The Audubon email hotline had been running rampant with a great variety of bird sightings. A Northern Mockingbird at Chums Corner. Hundreds of Waxwings on Deadstream Road. Tundra Swans at Logan’s Landing. Two Snowy Owls near the ballpark.
Word of the Snowy Owl sightings got me moving since I hadn’t seen one yet this winter. I almost immediately spotted the first owl on the corner of an outbuilding for one of the industrial park businesses. It was pretty distant to get a good close-up shot.
When I saw the owl on the roof of the warehouse, I wondered, why there? What was attraction? Then I drove on and saw the big field outside the fencing that would be perfect for hunting mice and voles, staples of the Snowy Owl diet.

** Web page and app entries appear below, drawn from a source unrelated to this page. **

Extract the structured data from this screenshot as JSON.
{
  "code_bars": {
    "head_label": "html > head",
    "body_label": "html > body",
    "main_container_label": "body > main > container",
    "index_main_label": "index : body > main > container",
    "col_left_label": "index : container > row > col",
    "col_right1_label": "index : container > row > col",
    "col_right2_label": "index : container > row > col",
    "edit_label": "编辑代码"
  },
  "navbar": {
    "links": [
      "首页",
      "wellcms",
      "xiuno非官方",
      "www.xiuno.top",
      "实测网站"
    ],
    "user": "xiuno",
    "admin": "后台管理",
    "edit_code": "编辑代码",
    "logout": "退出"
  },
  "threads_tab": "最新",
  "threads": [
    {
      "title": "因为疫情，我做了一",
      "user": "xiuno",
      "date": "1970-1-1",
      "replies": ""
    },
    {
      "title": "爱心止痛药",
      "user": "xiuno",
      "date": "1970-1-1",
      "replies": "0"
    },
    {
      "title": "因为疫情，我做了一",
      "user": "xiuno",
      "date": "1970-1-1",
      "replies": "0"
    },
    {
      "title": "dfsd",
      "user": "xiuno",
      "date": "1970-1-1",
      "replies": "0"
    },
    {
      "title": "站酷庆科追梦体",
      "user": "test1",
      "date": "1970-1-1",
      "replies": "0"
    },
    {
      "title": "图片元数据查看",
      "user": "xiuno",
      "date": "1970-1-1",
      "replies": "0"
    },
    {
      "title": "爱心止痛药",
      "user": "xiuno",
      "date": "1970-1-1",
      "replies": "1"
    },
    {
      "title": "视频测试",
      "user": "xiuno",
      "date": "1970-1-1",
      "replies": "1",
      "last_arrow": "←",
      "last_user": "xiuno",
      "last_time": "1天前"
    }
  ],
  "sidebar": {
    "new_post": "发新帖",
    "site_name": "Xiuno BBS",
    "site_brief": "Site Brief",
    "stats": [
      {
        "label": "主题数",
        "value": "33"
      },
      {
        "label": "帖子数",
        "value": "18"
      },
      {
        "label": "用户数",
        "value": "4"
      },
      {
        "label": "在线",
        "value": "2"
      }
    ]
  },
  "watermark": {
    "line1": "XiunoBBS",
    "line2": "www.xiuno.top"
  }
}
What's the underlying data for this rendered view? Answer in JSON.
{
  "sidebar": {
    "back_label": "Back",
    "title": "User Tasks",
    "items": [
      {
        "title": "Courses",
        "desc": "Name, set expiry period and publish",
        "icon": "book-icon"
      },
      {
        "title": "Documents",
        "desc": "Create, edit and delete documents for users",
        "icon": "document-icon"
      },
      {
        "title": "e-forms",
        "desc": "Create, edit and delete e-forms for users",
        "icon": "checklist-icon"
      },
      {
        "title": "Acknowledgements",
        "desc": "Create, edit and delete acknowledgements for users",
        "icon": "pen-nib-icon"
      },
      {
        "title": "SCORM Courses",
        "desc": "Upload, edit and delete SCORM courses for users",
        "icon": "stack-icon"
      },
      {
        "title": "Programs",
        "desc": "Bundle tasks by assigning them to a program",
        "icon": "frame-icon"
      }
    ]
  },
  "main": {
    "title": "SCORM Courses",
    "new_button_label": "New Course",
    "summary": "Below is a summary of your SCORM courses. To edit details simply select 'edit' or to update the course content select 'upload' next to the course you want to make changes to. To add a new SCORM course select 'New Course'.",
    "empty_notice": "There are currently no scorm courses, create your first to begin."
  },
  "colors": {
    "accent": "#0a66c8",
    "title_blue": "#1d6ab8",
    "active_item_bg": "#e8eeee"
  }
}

I decided to drive to the other side of the building to get a closer look. I hoped the bird wouldn’t fly off in the time it took to get there. As I drew near, I could see the Snowy was a female, identified as such by the black bar markings. She was a beauty, I thought, as she squinted at me in the bright sunshine.
I drove on, hoping to see the second Snowy that had been sighted in the area that day. Fortunately, I saw it almost immediately, its distinctive white shape perched atop a light pole. It stood out against the brilliant blue sky. I can’t tell you how many Snowies I’ve photographed against dull, winter gray skies so the blue sky was a real treat.
I drew closer and could see this Snowy was smaller than the first one. It was beautiful! Mostly pure white with just a few dark markings, the sign that this bird was a male. This was the first time I’d photographed a male Snowy.
I noticed in the bright sunshine, the Snowy had its third, transparent eyelid down to protect its eyes from the bright sunlight. No piercing yellow eyes today!
I took another look at the female. I was able to get closer and it was keen on keeping an eye on me. It didn’t, however, give me a flash of its yellow eye, nor did it take to flight. There’ll be another time though. As always, Snowy Owls are magnificent creatures to see. And to photograph both a female and a male in one outing…well, it doesn't get much better than that.